While the Higher Education Policy Commission is increasing tuition for in-state students at state schools around West Virginia by as much as 10 percent, officials at Salem International University, a private institution, announced a new college affordability initiative this week at their campus in Harrison County. The initiative would effectively cut students’ tuition by half or more.
After a year as the president of Salem International University, Dan Nelant is rolling out an affordability initiative. It comes, he says, after conducting market analysis that revealed why West Virginian kids aren’t going to college:
“Mainly two reasons,” Nelant said, “debt burden that the family can take on, and the second thing is most of them are first generation kids going to college.”

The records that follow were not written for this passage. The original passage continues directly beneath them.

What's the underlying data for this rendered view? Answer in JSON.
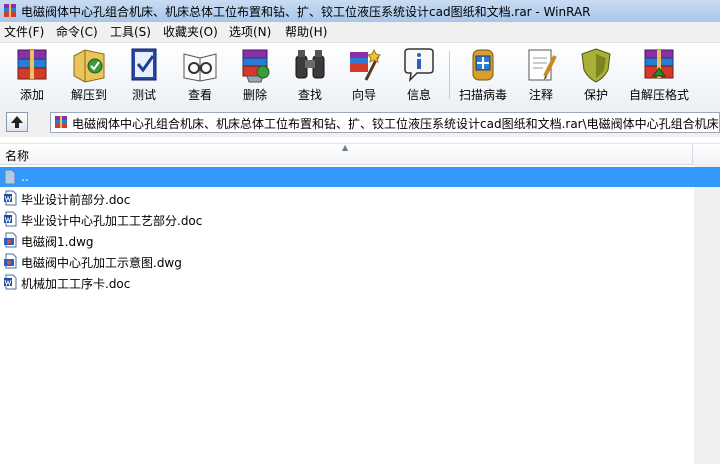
{
  "window": {
    "title": "电磁阀体中心孔组合机床、机床总体工位布置和钻、扩、铰工位液压系统设计cad图纸和文档.rar - WinRAR",
    "icon": "winrar-books-icon"
  },
  "menu": [
    {
      "label": "文件(F)"
    },
    {
      "label": "命令(C)"
    },
    {
      "label": "工具(S)"
    },
    {
      "label": "收藏夹(O)"
    },
    {
      "label": "选项(N)"
    },
    {
      "label": "帮助(H)"
    }
  ],
  "toolbar": [
    {
      "label": "添加",
      "icon": "add-archive-icon"
    },
    {
      "label": "解压到",
      "icon": "extract-to-icon"
    },
    {
      "label": "测试",
      "icon": "test-icon"
    },
    {
      "label": "查看",
      "icon": "view-icon"
    },
    {
      "label": "删除",
      "icon": "delete-icon"
    },
    {
      "label": "查找",
      "icon": "find-icon"
    },
    {
      "label": "向导",
      "icon": "wizard-icon"
    },
    {
      "label": "信息",
      "icon": "info-icon"
    },
    {
      "label": "扫描病毒",
      "icon": "virus-scan-icon"
    },
    {
      "label": "注释",
      "icon": "comment-icon"
    },
    {
      "label": "保护",
      "icon": "protect-icon"
    },
    {
      "label": "自解压格式",
      "icon": "sfx-icon"
    }
  ],
  "address": {
    "path": "电磁阀体中心孔组合机床、机床总体工位布置和钻、扩、铰工位液压系统设计cad图纸和文档.rar\\电磁阀体中心孔组合机床"
  },
  "columns": {
    "name": "名称"
  },
  "files": [
    {
      "name": "..",
      "icon": "parent-folder-icon",
      "selected": true
    },
    {
      "name": "毕业设计前部分.doc",
      "icon": "word-doc-icon"
    },
    {
      "name": "毕业设计中心孔加工工艺部分.doc",
      "icon": "word-doc-icon"
    },
    {
      "name": "电磁阀1.dwg",
      "icon": "dwg-file-icon"
    },
    {
      "name": "电磁阀中心孔加工示意图.dwg",
      "icon": "dwg-file-icon"
    },
    {
      "name": "机械加工工序卡.doc",
      "icon": "word-doc-icon"
    }
  ],
  "colors": {
    "selection": "#3399ff",
    "titlebar": "#b9d1ee"
  }
}
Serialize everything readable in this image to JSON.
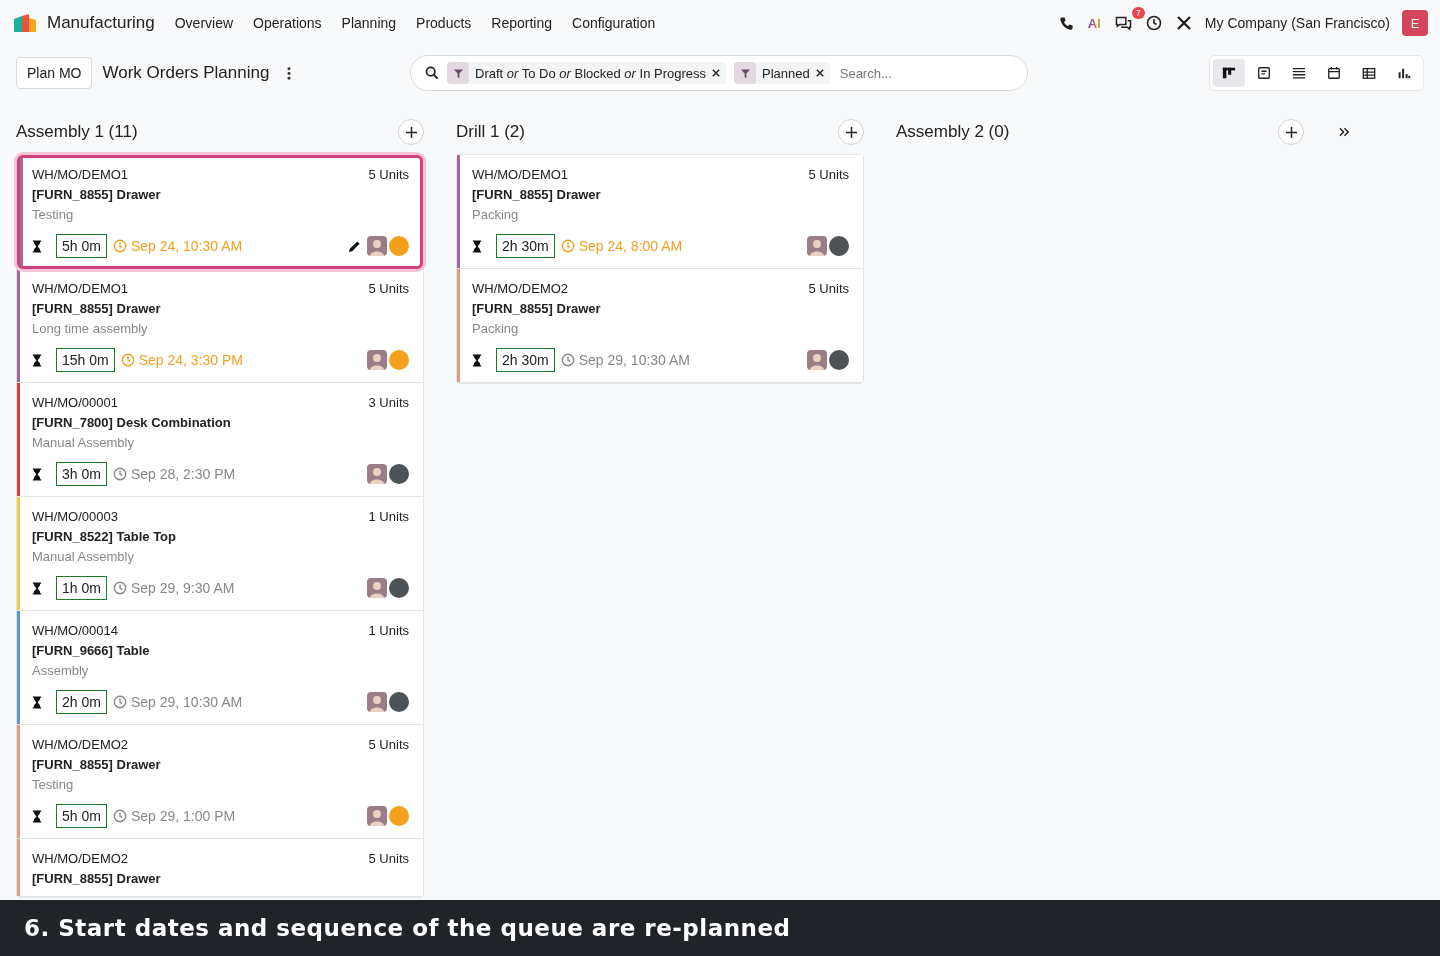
{
  "navbar": {
    "app_name": "Manufacturing",
    "menus": [
      "Overview",
      "Operations",
      "Planning",
      "Products",
      "Reporting",
      "Configuration"
    ],
    "ai_label": "AI",
    "message_count": "7",
    "company": "My Company (San Francisco)",
    "user_initial": "E"
  },
  "control_panel": {
    "new_button": "Plan MO",
    "title": "Work Orders Planning",
    "facets": [
      {
        "text": "Draft *or* To Do *or* Blocked *or* In Progress"
      },
      {
        "text": "Planned"
      }
    ],
    "search_placeholder": "Search...",
    "views": [
      {
        "kind": "kanban",
        "selected": true
      },
      {
        "kind": "form",
        "selected": false
      },
      {
        "kind": "list",
        "selected": false
      },
      {
        "kind": "calendar",
        "selected": false
      },
      {
        "kind": "pivot",
        "selected": false
      },
      {
        "kind": "graph",
        "selected": false
      }
    ]
  },
  "columns": [
    {
      "title": "Assembly 1 (11)",
      "cards": [
        {
          "reference": "WH/MO/DEMO1",
          "quantity": "5 Units",
          "product": "[FURN_8855] Drawer",
          "operation": "Testing",
          "duration": "5h 0m",
          "date": "Sep 24, 10:30 AM",
          "late": true,
          "color": "#a06a96",
          "warning": true,
          "selected": true
        },
        {
          "reference": "WH/MO/DEMO1",
          "quantity": "5 Units",
          "product": "[FURN_8855] Drawer",
          "operation": "Long time assembly",
          "duration": "15h 0m",
          "date": "Sep 24, 3:30 PM",
          "late": true,
          "color": "#a06a96",
          "warning": true,
          "selected": false
        },
        {
          "reference": "WH/MO/00001",
          "quantity": "3 Units",
          "product": "[FURN_7800] Desk Combination",
          "operation": "Manual Assembly",
          "duration": "3h 0m",
          "date": "Sep 28, 2:30 PM",
          "late": false,
          "color": "#e0393e",
          "warning": false,
          "selected": false
        },
        {
          "reference": "WH/MO/00003",
          "quantity": "1 Units",
          "product": "[FURN_8522] Table Top",
          "operation": "Manual Assembly",
          "duration": "1h 0m",
          "date": "Sep 29, 9:30 AM",
          "late": false,
          "color": "#f2c94c",
          "warning": false,
          "selected": false
        },
        {
          "reference": "WH/MO/00014",
          "quantity": "1 Units",
          "product": "[FURN_9666] Table",
          "operation": "Assembly",
          "duration": "2h 0m",
          "date": "Sep 29, 10:30 AM",
          "late": false,
          "color": "#5b94d9",
          "warning": false,
          "selected": false
        },
        {
          "reference": "WH/MO/DEMO2",
          "quantity": "5 Units",
          "product": "[FURN_8855] Drawer",
          "operation": "Testing",
          "duration": "5h 0m",
          "date": "Sep 29, 1:00 PM",
          "late": false,
          "color": "#e39a7f",
          "warning": true,
          "selected": false
        },
        {
          "reference": "WH/MO/DEMO2",
          "quantity": "5 Units",
          "product": "[FURN_8855] Drawer",
          "color": "#e39a7f",
          "selected": false
        }
      ]
    },
    {
      "title": "Drill 1 (2)",
      "cards": [
        {
          "reference": "WH/MO/DEMO1",
          "quantity": "5 Units",
          "product": "[FURN_8855] Drawer",
          "operation": "Packing",
          "duration": "2h 30m",
          "date": "Sep 24, 8:00 AM",
          "late": true,
          "color": "#a06a96",
          "warning": false,
          "selected": false
        },
        {
          "reference": "WH/MO/DEMO2",
          "quantity": "5 Units",
          "product": "[FURN_8855] Drawer",
          "operation": "Packing",
          "duration": "2h 30m",
          "date": "Sep 29, 10:30 AM",
          "late": false,
          "color": "#e39a7f",
          "warning": false,
          "selected": false
        }
      ]
    },
    {
      "title": "Assembly 2 (0)"
    }
  ],
  "caption": "6. Start dates and sequence of the queue are re-planned"
}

The Salem College Affordability Initiative aims to allow students – especially low income West Virginians – to complete degrees with no or manageable debt by helping them in several ways:
- scholarships that reduce tuition by half,
- assistance in applying for federal grants,
- flexible course scheduling and transfer credits,
- combining distance and campus learning, and by
- reducing tuition in certain in-demand programs like education and nursing.
Regular tuition at the university is about $70,000, but Nelant says his program will allow low-income, high-need West Virginians to get a four-year degree for around $2,000.
Nelant says investors are behind the initiative and that Salem has the financial wherewithal to support the program. He hopes to see increases in first generation college students this fall.